Supplied information:

-=-=-

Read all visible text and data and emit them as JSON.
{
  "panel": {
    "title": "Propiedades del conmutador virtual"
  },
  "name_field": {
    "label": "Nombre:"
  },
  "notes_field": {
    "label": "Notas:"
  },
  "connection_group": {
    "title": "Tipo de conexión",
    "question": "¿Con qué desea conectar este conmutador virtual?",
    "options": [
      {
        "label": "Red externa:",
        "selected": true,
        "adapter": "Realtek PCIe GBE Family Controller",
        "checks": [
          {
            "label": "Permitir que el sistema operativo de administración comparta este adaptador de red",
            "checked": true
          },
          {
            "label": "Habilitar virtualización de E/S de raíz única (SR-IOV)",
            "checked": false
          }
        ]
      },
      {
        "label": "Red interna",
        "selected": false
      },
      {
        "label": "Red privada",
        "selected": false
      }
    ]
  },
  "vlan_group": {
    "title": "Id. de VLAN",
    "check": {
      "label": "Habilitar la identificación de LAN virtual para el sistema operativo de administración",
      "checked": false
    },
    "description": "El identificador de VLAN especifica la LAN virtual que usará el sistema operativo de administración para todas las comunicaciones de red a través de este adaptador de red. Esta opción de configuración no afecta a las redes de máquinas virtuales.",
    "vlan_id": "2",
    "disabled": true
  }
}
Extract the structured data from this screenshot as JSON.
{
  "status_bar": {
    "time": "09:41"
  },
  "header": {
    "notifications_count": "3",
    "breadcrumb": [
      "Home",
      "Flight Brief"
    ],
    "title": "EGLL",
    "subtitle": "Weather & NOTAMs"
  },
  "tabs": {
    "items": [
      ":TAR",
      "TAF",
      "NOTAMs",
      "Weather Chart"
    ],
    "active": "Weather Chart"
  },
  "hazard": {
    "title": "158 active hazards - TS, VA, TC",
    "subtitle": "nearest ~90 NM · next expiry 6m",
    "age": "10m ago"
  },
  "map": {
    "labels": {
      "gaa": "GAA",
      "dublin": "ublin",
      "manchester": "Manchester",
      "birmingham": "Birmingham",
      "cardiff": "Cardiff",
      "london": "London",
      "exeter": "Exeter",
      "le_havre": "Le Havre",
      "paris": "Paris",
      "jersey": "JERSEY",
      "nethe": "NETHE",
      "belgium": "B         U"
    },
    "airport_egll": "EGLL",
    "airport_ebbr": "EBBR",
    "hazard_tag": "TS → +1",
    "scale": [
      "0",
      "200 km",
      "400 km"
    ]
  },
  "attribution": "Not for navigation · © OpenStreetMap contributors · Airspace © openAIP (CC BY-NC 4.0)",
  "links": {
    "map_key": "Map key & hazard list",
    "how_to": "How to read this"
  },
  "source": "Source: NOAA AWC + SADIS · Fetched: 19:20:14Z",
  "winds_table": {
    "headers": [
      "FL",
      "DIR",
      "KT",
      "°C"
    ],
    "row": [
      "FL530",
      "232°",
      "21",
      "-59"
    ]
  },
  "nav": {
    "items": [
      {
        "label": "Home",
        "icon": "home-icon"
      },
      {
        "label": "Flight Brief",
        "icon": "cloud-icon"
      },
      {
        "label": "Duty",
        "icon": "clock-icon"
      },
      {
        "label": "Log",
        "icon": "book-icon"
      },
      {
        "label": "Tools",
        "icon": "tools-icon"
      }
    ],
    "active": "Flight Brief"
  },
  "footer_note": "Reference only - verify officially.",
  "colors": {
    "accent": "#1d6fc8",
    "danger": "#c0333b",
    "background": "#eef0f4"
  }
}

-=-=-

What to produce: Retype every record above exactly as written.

Your solution:
Read all visible text and data and emit them as JSON.
{
  "panel": {
    "title": "Propiedades del conmutador virtual"
  },
  "name_field": {
    "label": "Nombre:"
  },
  "notes_field": {
    "label": "Notas:"
  },
  "connection_group": {
    "title": "Tipo de conexión",
    "question": "¿Con qué desea conectar este conmutador virtual?",
    "options": [
      {
        "label": "Red externa:",
        "selected": true,
        "adapter": "Realtek PCIe GBE Family Controller",
        "checks": [
          {
            "label": "Permitir que el sistema operativo de administración comparta este adaptador de red",
            "checked": true
          },
          {
            "label": "Habilitar virtualización de E/S de raíz única (SR-IOV)",
            "checked": false
          }
        ]
      },
      {
        "label": "Red interna",
        "selected": false
      },
      {
        "label": "Red privada",
        "selected": false
      }
    ]
  },
  "vlan_group": {
    "title": "Id. de VLAN",
    "check": {
      "label": "Habilitar la identificación de LAN virtual para el sistema operativo de administración",
      "checked": false
    },
    "description": "El identificador de VLAN especifica la LAN virtual que usará el sistema operativo de administración para todas las comunicaciones de red a través de este adaptador de red. Esta opción de configuración no afecta a las redes de máquinas virtuales.",
    "vlan_id": "2",
    "disabled": true
  }
}
Extract the structured data from this screenshot as JSON.
{
  "status_bar": {
    "time": "09:41"
  },
  "header": {
    "notifications_count": "3",
    "breadcrumb": [
      "Home",
      "Flight Brief"
    ],
    "title": "EGLL",
    "subtitle": "Weather & NOTAMs"
  },
  "tabs": {
    "items": [
      ":TAR",
      "TAF",
      "NOTAMs",
      "Weather Chart"
    ],
    "active": "Weather Chart"
  },
  "hazard": {
    "title": "158 active hazards - TS, VA, TC",
    "subtitle": "nearest ~90 NM · next expiry 6m",
    "age": "10m ago"
  },
  "map": {
    "labels": {
      "gaa": "GAA",
      "dublin": "ublin",
      "manchester": "Manchester",
      "birmingham": "Birmingham",
      "cardiff": "Cardiff",
      "london": "London",
      "exeter": "Exeter",
      "le_havre": "Le Havre",
      "paris": "Paris",
      "jersey": "JERSEY",
      "nethe": "NETHE",
      "belgium": "B         U"
    },
    "airport_egll": "EGLL",
    "airport_ebbr": "EBBR",
    "hazard_tag": "TS → +1",
    "scale": [
      "0",
      "200 km",
      "400 km"
    ]
  },
  "attribution": "Not for navigation · © OpenStreetMap contributors · Airspace © openAIP (CC BY-NC 4.0)",
  "links": {
    "map_key": "Map key & hazard list",
    "how_to": "How to read this"
  },
  "source": "Source: NOAA AWC + SADIS · Fetched: 19:20:14Z",
  "winds_table": {
    "headers": [
      "FL",
      "DIR",
      "KT",
      "°C"
    ],
    "row": [
      "FL530",
      "232°",
      "21",
      "-59"
    ]
  },
  "nav": {
    "items": [
      {
        "label": "Home",
        "icon": "home-icon"
      },
      {
        "label": "Flight Brief",
        "icon": "cloud-icon"
      },
      {
        "label": "Duty",
        "icon": "clock-icon"
      },
      {
        "label": "Log",
        "icon": "book-icon"
      },
      {
        "label": "Tools",
        "icon": "tools-icon"
      }
    ],
    "active": "Flight Brief"
  },
  "footer_note": "Reference only - verify officially.",
  "colors": {
    "accent": "#1d6fc8",
    "danger": "#c0333b",
    "background": "#eef0f4"
  }
}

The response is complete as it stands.